◆ **Task inputs**
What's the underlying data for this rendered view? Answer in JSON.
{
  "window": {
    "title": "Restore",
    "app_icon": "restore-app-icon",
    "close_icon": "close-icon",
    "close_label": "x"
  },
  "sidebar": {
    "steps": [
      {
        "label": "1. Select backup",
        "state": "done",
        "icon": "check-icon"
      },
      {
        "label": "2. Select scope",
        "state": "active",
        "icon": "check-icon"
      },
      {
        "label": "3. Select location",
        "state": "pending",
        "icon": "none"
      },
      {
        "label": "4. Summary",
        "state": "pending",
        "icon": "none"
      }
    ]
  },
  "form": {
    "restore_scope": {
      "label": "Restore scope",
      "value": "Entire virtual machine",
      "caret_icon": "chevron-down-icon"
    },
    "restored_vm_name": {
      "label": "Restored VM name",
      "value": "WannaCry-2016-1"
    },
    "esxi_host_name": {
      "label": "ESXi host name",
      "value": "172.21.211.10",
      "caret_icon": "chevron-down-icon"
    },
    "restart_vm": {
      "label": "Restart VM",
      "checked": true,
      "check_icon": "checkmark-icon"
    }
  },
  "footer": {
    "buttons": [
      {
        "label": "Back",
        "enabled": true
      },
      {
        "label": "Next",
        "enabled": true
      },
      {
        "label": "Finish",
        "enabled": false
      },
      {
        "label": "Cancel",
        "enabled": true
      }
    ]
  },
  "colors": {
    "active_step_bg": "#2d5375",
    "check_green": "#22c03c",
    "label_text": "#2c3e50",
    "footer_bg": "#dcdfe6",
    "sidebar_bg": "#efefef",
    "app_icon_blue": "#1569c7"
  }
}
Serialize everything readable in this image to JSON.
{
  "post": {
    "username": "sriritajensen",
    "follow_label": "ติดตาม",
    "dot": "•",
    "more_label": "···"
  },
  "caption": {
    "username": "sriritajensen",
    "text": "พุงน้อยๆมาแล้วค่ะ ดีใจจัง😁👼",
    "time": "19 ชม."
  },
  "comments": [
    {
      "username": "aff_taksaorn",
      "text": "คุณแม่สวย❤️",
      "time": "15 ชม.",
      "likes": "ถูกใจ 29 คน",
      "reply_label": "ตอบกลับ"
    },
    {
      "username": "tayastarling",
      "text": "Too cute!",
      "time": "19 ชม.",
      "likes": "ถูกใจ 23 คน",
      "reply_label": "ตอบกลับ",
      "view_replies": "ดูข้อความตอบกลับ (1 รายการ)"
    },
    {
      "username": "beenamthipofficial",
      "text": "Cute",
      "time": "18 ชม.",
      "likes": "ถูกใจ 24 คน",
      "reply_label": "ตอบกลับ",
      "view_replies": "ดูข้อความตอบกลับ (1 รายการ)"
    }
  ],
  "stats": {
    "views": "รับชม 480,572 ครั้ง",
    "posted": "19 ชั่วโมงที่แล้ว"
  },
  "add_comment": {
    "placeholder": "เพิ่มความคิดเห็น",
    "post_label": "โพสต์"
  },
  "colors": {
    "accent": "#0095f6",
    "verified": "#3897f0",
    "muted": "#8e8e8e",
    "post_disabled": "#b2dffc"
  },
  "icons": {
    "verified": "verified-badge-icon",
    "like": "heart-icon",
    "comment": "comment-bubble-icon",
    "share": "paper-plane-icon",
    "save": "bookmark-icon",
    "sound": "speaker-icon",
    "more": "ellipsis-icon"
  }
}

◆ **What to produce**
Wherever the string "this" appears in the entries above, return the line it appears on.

◆ **Reply to the task**
What's the underlying data for this rendered view? Answer in JSON.
Serialize everything readable in this image to JSON.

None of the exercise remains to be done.